The legislature generally declined to take up gun policy during last year’s short, election year session as major elements of the sweeping post-Sandy Hook gun regulation law were still taking effect. But individual lawmakers are permitted to propose bills during longer, odd-year sessions and several have taken the opportunity this year to call for changes to state gun laws.

Of the proposals, the most likely to see passage is a bill changing how courts respond when a gun owner becomes the subject of a temporary restraining order.

The bill would remove firearms from recipients of temporary restraining orders rather than waiting until a hearing before a judge to remove the weapons. The goal is to protect the person who filed for the order, particularly in domestic violence cases.

Last year, Gov. Dannel P. Malloy said he would back the proposal and Rep. Mary Fritz, D-Yalesville, has filed the bill. The legislation has some bipartisan support. Sen. Kevin Witkos, R-Canton, a retired police officer, has introduced similar legislation, which includes a provision for the gun owner to transfer the weapon to another eligible person rather than a court.

Other proposals seeking to ease or repeal state gun control restrictions will face an uphill battle in the Democratic-controlled legislature.

Rep. Rob Sampson, R-Wolcott, has filed several such bills. They include efforts to scrap the 2013 gun control law, establish a law protecting people who use deadly force to stop a home intruder, and to change a law that prohibits people with permits to carry pistols from carrying them in state parks.

The latter proposal has been a priority for state gun rights advocates. In 2013, Malloy asked for public comment on an effort by his administration to eliminate “obsolete, duplicative, and excessively burdensome” regulations. The more 1,200 pages of public comment collected by the administration were flooded with gun owners asking to carry handguns in state parks. That law was not among the regulations eliminated in a bill last year.

Sampson has also proposed an income tax credit for people who purchase gun safes and a bill prohibiting towns and the governor from restricting gun possession “during a civil preparedness emergency.”

Two other bills proposed this year would create links between Connecticut’s pistol permit requirements and those of other states.

One bill, proposed by Rep. Doug Dubitsky, R-Chaplin, calls for an agreement to honor carry permits from states that have similar requirements to obtain a permit.
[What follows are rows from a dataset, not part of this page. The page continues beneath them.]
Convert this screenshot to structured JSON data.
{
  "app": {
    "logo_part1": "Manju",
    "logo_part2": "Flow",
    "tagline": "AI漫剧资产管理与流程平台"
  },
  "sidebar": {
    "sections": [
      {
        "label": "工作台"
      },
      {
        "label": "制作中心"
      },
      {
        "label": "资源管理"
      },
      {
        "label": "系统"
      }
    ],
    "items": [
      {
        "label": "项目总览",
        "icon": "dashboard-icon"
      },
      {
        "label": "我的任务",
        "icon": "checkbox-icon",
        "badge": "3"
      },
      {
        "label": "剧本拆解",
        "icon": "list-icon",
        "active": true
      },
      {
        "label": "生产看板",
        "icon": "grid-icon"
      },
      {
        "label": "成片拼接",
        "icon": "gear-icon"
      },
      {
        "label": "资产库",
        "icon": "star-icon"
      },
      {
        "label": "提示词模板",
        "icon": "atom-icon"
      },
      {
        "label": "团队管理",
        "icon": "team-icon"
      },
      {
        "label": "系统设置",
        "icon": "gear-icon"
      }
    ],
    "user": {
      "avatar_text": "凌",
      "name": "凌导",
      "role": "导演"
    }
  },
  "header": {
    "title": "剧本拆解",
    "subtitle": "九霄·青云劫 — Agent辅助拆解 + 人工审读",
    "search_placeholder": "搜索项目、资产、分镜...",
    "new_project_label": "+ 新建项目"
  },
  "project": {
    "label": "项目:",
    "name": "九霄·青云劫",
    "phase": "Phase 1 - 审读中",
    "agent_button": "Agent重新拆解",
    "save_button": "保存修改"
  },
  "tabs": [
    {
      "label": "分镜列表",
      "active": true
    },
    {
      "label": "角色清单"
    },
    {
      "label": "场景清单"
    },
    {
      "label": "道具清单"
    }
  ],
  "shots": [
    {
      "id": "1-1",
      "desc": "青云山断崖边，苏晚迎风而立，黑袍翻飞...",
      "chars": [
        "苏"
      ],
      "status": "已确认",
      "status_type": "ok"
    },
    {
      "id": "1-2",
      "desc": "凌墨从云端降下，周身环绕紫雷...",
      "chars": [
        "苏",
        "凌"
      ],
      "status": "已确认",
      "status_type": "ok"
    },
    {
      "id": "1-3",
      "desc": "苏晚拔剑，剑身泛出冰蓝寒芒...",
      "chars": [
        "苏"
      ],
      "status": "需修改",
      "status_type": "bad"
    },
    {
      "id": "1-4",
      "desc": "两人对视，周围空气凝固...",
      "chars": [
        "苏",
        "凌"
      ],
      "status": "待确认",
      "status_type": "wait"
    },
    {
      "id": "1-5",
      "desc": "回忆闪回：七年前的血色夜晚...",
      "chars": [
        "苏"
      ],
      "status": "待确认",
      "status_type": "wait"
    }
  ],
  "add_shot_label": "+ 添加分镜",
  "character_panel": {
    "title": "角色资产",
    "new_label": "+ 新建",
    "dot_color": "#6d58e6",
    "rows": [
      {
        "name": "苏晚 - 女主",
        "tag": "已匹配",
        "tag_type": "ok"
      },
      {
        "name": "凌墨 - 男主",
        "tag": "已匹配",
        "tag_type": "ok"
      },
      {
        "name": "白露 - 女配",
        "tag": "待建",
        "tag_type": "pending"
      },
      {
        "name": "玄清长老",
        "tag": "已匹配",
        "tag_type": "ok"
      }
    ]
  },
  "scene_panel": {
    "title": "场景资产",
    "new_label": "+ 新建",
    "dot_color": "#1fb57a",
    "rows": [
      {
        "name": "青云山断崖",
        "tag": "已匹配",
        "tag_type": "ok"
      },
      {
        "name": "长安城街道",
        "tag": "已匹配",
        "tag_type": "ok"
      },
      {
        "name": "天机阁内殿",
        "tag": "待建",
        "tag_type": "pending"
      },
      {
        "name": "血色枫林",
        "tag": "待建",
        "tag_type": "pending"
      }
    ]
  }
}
Another bill, proposed by Rep. Livvy Floren, R-Greenwich, would block people from obtaining a pistol permit in Connecticut if they’ve been convicted of a crime in another state that would have made them ineligible. In many cases, crimes committed in other states can already prevent someone from obtaining a permit in Connecticut.

Advocates on both sides of the issue are hoping to their causes will gain ground this year.

Ron Pinciaro, president of CT Voters for Gun Safety, said his organization is supporting the legislation on temporary restraining orders and also is looking for a bill on the safe storage of firearms.

“We feel that it’s important to tighten that up in every way we can to prevent people from getting access to weapons who may cause damage to themselves or others,” he said. “We’re very happy about the results we’ve seen in reductions in gun homicides in the last couple of years. We’d like to see that trend continue.”

Scott Wilson, president of the Connecticut Citizens Defense League, said his group supports many of the bills Sampson has proposed this year. He said his organization also supports Dubitsky’s bill on reciprocity agreements with other states.

“That’s a fair bill. A lot of states out there already share reciprocity with each other,” he said.

Wilson said he had “realistic expectations” about his priorities for the session given the makeup of the legislature and the governor’s support of firearm regulation.

“We’d like to see at least public hearings on some of those bills and an opportunity for them to go to the floor would be great,” he said. “A lot of damage has been done and maybe it’s time the state starts respecting our rights as citizens of Connecticut.”

Click here for a list of all the legislation related to firearms in Connecticut so far this year from TrackBill.